Work order:
Retype all of the data shown below, keeping every character the same.

Records for the exercise:

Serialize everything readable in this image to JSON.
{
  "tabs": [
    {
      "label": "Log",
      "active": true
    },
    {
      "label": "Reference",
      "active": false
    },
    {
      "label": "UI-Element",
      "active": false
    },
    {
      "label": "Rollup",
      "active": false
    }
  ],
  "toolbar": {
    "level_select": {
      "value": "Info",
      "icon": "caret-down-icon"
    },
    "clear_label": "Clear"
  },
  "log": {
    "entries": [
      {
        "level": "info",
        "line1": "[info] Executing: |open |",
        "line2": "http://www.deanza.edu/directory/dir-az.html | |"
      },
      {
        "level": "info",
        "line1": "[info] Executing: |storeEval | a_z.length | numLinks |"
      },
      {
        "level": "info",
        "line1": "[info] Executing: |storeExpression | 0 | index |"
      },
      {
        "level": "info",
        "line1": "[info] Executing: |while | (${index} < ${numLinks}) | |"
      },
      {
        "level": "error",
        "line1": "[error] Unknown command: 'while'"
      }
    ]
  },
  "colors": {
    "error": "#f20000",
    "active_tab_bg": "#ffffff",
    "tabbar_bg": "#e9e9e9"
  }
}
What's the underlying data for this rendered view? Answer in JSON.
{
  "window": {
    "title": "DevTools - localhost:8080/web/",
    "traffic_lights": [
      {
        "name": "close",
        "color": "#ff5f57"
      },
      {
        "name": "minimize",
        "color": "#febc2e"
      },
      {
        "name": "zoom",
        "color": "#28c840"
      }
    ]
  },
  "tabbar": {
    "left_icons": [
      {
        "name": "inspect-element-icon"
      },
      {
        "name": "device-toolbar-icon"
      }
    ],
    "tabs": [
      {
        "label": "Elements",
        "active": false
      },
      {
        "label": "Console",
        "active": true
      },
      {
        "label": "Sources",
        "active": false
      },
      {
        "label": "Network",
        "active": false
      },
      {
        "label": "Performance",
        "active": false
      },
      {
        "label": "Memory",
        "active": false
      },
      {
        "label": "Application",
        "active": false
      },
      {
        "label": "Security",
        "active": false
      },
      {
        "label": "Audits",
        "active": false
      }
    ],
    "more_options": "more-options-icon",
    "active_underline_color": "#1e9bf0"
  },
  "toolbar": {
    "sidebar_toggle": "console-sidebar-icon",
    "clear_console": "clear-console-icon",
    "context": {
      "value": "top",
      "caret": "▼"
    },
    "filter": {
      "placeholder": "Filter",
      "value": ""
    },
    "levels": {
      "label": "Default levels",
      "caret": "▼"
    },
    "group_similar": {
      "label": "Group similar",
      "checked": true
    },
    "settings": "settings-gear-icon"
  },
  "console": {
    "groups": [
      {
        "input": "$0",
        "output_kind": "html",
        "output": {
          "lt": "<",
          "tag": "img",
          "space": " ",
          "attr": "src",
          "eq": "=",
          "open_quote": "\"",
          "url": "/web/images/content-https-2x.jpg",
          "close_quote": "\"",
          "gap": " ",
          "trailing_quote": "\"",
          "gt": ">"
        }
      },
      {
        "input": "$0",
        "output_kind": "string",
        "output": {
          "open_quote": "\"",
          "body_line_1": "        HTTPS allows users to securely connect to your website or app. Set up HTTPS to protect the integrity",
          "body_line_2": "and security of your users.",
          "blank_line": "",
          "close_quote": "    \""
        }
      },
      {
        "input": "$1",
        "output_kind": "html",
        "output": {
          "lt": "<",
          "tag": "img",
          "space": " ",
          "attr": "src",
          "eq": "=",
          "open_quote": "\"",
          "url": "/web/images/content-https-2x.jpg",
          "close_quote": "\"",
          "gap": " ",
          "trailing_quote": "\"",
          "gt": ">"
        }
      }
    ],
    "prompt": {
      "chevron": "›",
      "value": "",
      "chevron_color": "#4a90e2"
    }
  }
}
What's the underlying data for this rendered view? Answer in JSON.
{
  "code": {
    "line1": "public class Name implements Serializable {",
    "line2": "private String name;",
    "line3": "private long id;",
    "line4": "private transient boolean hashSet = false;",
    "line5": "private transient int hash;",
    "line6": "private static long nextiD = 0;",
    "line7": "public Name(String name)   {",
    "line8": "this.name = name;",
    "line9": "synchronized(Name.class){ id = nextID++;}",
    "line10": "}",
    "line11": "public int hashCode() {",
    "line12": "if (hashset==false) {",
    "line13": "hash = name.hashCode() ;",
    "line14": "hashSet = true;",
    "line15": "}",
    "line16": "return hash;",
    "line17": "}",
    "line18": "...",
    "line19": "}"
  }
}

The answer:
Serialize everything readable in this image to JSON.
{
  "tabs": [
    {
      "label": "Log",
      "active": true
    },
    {
      "label": "Reference",
      "active": false
    },
    {
      "label": "UI-Element",
      "active": false
    },
    {
      "label": "Rollup",
      "active": false
    }
  ],
  "toolbar": {
    "level_select": {
      "value": "Info",
      "icon": "caret-down-icon"
    },
    "clear_label": "Clear"
  },
  "log": {
    "entries": [
      {
        "level": "info",
        "line1": "[info] Executing: |open |",
        "line2": "http://www.deanza.edu/directory/dir-az.html | |"
      },
      {
        "level": "info",
        "line1": "[info] Executing: |storeEval | a_z.length | numLinks |"
      },
      {
        "level": "info",
        "line1": "[info] Executing: |storeExpression | 0 | index |"
      },
      {
        "level": "info",
        "line1": "[info] Executing: |while | (${index} < ${numLinks}) | |"
      },
      {
        "level": "error",
        "line1": "[error] Unknown command: 'while'"
      }
    ]
  },
  "colors": {
    "error": "#f20000",
    "active_tab_bg": "#ffffff",
    "tabbar_bg": "#e9e9e9"
  }
}
What's the underlying data for this rendered view? Answer in JSON.
{
  "window": {
    "title": "DevTools - localhost:8080/web/",
    "traffic_lights": [
      {
        "name": "close",
        "color": "#ff5f57"
      },
      {
        "name": "minimize",
        "color": "#febc2e"
      },
      {
        "name": "zoom",
        "color": "#28c840"
      }
    ]
  },
  "tabbar": {
    "left_icons": [
      {
        "name": "inspect-element-icon"
      },
      {
        "name": "device-toolbar-icon"
      }
    ],
    "tabs": [
      {
        "label": "Elements",
        "active": false
      },
      {
        "label": "Console",
        "active": true
      },
      {
        "label": "Sources",
        "active": false
      },
      {
        "label": "Network",
        "active": false
      },
      {
        "label": "Performance",
        "active": false
      },
      {
        "label": "Memory",
        "active": false
      },
      {
        "label": "Application",
        "active": false
      },
      {
        "label": "Security",
        "active": false
      },
      {
        "label": "Audits",
        "active": false
      }
    ],
    "more_options": "more-options-icon",
    "active_underline_color": "#1e9bf0"
  },
  "toolbar": {
    "sidebar_toggle": "console-sidebar-icon",
    "clear_console": "clear-console-icon",
    "context": {
      "value": "top",
      "caret": "▼"
    },
    "filter": {
      "placeholder": "Filter",
      "value": ""
    },
    "levels": {
      "label": "Default levels",
      "caret": "▼"
    },
    "group_similar": {
      "label": "Group similar",
      "checked": true
    },
    "settings": "settings-gear-icon"
  },
  "console": {
    "groups": [
      {
        "input": "$0",
        "output_kind": "html",
        "output": {
          "lt": "<",
          "tag": "img",
          "space": " ",
          "attr": "src",
          "eq": "=",
          "open_quote": "\"",
          "url": "/web/images/content-https-2x.jpg",
          "close_quote": "\"",
          "gap": " ",
          "trailing_quote": "\"",
          "gt": ">"
        }
      },
      {
        "input": "$0",
        "output_kind": "string",
        "output": {
          "open_quote": "\"",
          "body_line_1": "        HTTPS allows users to securely connect to your website or app. Set up HTTPS to protect the integrity",
          "body_line_2": "and security of your users.",
          "blank_line": "",
          "close_quote": "    \""
        }
      },
      {
        "input": "$1",
        "output_kind": "html",
        "output": {
          "lt": "<",
          "tag": "img",
          "space": " ",
          "attr": "src",
          "eq": "=",
          "open_quote": "\"",
          "url": "/web/images/content-https-2x.jpg",
          "close_quote": "\"",
          "gap": " ",
          "trailing_quote": "\"",
          "gt": ">"
        }
      }
    ],
    "prompt": {
      "chevron": "›",
      "value": "",
      "chevron_color": "#4a90e2"
    }
  }
}
What's the underlying data for this rendered view? Answer in JSON.
{
  "code": {
    "line1": "public class Name implements Serializable {",
    "line2": "private String name;",
    "line3": "private long id;",
    "line4": "private transient boolean hashSet = false;",
    "line5": "private transient int hash;",
    "line6": "private static long nextiD = 0;",
    "line7": "public Name(String name)   {",
    "line8": "this.name = name;",
    "line9": "synchronized(Name.class){ id = nextID++;}",
    "line10": "}",
    "line11": "public int hashCode() {",
    "line12": "if (hashset==false) {",
    "line13": "hash = name.hashCode() ;",
    "line14": "hashSet = true;",
    "line15": "}",
    "line16": "return hash;",
    "line17": "}",
    "line18": "...",
    "line19": "}"
  }
}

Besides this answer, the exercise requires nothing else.